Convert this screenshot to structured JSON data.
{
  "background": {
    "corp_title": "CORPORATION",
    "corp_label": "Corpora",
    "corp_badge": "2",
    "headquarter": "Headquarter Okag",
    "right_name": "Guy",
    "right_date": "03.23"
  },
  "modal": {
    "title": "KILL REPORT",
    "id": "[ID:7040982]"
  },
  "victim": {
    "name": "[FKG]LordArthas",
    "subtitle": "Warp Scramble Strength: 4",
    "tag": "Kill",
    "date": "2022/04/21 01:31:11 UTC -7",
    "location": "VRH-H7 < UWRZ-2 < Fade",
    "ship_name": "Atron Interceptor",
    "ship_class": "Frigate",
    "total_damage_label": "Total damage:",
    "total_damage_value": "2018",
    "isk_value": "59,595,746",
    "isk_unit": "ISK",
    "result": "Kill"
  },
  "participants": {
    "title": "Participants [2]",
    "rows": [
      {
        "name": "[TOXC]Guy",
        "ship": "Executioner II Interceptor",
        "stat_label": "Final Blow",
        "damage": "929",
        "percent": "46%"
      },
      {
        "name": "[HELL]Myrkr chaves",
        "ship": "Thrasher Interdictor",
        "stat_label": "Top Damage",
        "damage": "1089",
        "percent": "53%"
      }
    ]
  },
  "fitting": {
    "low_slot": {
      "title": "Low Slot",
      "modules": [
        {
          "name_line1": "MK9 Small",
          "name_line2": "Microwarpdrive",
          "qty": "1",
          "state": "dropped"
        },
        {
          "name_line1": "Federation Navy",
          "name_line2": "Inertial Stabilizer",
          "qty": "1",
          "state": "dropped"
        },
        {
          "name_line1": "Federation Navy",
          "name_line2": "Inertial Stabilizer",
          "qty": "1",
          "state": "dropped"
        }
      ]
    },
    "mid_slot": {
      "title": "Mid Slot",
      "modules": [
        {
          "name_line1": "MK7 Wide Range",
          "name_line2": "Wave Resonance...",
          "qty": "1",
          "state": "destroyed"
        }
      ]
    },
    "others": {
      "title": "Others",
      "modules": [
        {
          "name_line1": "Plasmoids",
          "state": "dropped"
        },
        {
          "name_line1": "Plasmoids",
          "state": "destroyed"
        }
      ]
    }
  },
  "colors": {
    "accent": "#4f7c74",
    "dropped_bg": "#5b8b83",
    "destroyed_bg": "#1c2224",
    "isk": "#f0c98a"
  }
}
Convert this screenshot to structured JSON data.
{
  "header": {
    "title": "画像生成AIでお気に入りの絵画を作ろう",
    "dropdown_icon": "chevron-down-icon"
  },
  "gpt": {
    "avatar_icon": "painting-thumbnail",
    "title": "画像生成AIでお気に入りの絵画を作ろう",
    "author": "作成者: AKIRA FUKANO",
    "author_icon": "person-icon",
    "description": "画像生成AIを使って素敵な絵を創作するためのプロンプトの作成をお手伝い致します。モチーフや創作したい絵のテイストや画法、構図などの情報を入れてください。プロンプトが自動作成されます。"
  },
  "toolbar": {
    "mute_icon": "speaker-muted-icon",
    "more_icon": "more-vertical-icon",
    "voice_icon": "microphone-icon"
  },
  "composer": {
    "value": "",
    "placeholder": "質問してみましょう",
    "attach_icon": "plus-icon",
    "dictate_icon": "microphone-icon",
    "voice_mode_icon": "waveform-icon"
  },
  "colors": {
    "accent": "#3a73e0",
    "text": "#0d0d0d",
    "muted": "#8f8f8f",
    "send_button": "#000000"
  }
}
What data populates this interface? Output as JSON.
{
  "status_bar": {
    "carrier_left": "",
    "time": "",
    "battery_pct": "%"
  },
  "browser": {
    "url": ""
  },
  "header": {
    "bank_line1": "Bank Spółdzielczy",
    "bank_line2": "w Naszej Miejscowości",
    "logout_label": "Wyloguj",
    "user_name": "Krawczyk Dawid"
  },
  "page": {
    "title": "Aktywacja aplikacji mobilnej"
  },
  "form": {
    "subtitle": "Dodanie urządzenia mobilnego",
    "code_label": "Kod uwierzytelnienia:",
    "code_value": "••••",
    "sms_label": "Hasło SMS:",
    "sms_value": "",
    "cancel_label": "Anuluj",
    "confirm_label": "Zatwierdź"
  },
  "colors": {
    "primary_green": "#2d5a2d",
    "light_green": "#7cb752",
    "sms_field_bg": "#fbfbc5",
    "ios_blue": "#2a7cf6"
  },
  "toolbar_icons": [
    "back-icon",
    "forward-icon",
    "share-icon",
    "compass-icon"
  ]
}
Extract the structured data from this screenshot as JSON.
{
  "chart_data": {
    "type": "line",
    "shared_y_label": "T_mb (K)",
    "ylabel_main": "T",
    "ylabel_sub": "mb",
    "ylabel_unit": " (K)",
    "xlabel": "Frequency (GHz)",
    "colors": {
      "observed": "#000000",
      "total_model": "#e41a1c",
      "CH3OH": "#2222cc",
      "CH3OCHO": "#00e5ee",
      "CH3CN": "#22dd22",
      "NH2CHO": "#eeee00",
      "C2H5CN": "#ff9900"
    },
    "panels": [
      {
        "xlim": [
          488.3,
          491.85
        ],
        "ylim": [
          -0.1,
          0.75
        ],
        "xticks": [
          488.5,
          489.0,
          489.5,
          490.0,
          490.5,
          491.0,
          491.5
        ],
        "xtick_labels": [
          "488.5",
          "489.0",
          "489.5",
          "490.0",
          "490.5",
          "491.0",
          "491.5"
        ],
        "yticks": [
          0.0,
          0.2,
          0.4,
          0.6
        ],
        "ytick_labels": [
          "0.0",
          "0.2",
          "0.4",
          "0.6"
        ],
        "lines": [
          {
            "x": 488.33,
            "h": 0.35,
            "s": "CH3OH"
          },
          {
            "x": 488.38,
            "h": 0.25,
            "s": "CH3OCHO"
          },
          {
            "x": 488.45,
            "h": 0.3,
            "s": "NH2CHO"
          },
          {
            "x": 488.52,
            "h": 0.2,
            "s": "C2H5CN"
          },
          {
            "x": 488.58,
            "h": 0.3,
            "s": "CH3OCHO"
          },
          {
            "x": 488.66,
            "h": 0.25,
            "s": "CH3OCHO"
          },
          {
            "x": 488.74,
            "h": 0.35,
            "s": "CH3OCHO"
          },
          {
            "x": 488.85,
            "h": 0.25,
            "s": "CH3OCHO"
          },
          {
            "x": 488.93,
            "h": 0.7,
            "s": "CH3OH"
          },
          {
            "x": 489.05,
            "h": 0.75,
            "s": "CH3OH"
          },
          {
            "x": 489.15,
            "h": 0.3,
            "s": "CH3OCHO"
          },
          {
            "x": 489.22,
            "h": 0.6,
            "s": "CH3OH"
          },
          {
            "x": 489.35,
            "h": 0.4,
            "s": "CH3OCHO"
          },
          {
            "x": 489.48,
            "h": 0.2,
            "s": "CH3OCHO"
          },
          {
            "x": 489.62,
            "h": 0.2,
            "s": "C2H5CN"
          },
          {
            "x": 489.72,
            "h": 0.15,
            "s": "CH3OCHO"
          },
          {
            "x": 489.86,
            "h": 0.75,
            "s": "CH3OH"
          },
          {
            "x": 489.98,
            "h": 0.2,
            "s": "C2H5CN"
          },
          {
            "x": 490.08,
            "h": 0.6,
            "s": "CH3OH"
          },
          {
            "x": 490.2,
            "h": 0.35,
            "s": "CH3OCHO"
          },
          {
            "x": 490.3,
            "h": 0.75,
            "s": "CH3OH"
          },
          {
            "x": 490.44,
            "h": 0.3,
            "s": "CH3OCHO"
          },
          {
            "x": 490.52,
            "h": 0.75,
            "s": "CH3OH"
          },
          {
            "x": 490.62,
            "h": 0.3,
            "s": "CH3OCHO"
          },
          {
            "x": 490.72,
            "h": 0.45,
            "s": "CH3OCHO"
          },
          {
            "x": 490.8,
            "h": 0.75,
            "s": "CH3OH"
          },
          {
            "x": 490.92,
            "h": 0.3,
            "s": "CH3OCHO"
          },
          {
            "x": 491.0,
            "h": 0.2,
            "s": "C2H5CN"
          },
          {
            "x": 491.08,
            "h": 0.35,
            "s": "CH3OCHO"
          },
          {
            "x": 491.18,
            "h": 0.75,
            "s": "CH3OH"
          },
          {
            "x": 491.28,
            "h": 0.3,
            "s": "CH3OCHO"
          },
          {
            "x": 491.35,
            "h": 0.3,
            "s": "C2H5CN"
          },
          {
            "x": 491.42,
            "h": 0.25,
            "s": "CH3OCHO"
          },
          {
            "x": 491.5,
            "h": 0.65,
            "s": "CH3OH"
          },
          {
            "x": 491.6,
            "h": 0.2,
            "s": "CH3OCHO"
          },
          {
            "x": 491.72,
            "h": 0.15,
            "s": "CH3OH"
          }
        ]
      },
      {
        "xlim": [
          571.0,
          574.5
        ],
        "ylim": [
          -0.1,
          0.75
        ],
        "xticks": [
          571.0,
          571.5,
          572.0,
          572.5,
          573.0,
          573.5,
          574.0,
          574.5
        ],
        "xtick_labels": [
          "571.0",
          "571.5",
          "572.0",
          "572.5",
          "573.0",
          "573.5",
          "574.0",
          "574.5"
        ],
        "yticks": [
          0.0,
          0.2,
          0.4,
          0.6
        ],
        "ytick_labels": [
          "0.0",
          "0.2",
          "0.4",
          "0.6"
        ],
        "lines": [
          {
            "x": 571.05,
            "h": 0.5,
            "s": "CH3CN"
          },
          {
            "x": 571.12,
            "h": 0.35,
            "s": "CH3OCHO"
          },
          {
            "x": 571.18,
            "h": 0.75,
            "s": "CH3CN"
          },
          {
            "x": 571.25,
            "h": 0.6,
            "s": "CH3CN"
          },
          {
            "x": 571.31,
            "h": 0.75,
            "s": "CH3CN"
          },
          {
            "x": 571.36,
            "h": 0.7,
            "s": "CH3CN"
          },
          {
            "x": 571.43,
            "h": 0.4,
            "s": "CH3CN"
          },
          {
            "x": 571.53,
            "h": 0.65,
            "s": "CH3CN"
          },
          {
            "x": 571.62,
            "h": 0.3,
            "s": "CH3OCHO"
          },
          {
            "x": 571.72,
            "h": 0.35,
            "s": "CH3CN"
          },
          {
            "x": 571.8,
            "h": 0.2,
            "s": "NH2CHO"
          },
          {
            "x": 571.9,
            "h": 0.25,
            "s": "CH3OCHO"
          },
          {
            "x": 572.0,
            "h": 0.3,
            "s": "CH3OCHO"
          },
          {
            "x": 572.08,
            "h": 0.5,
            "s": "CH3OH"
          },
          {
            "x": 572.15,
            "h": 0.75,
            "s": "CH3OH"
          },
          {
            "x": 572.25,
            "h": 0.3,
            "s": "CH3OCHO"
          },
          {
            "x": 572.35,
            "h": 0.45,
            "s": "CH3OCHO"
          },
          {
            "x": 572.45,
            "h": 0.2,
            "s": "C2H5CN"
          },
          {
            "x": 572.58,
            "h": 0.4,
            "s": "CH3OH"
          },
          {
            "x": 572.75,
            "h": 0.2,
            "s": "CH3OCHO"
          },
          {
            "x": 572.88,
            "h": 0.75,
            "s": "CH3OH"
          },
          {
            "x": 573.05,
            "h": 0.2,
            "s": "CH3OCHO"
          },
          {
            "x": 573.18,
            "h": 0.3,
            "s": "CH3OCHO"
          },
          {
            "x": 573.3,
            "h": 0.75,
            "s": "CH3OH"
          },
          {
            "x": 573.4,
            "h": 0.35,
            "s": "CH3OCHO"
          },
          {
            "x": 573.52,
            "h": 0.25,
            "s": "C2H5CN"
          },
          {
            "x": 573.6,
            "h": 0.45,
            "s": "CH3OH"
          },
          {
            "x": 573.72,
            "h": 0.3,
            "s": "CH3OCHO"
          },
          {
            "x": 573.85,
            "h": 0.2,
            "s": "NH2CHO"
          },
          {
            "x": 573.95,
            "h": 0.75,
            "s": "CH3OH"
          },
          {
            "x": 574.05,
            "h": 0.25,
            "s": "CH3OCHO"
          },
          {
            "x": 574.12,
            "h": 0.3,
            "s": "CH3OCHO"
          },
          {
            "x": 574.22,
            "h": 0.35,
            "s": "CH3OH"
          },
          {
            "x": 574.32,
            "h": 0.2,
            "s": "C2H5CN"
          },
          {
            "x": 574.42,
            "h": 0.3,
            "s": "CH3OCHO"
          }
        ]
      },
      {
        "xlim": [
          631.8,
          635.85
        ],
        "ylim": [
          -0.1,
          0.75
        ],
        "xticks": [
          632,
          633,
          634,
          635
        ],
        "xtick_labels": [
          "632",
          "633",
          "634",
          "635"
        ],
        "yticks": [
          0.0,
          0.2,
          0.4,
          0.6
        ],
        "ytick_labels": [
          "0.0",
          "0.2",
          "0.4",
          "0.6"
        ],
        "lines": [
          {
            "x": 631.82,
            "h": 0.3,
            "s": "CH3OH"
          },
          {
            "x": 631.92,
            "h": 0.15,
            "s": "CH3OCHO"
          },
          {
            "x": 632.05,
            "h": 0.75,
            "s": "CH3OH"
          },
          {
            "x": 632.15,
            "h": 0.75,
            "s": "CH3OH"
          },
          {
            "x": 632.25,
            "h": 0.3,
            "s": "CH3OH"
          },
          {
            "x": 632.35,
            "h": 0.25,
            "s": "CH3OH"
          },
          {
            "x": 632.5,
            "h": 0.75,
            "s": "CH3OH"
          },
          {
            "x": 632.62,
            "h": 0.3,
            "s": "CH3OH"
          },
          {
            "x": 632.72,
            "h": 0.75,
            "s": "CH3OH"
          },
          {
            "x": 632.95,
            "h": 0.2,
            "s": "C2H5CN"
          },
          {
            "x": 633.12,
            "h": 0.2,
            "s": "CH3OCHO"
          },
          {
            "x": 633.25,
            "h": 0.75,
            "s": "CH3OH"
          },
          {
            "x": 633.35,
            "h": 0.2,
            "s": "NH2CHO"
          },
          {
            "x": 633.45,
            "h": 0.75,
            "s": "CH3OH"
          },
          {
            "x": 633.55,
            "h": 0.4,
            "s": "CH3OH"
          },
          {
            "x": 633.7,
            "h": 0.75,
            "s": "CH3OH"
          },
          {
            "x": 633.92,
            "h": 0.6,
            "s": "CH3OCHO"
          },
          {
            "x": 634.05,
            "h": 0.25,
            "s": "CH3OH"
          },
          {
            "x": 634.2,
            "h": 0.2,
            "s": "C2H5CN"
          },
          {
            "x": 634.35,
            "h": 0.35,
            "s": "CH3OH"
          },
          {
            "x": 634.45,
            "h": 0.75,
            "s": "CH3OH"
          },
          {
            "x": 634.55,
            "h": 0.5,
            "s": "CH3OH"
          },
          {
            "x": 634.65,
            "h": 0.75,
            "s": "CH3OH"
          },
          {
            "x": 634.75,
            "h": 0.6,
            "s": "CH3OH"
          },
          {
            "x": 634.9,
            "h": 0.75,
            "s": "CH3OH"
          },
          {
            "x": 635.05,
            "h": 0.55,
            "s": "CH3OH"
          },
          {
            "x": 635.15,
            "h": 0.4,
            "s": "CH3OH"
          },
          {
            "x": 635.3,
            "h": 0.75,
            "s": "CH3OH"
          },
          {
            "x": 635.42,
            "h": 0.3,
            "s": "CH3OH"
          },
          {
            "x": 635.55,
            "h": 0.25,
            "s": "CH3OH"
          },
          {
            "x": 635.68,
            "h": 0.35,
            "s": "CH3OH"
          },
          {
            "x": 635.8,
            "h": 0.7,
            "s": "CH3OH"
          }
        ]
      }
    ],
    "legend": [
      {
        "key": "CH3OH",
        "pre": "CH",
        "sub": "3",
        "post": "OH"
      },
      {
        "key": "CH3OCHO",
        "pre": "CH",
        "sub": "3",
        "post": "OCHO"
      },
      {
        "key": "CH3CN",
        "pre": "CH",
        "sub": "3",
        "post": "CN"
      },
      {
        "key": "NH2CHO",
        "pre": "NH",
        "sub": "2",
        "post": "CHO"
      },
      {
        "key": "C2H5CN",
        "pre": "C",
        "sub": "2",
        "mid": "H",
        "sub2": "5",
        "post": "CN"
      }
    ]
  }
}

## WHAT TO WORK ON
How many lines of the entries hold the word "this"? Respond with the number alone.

## TASK OUTPUT
4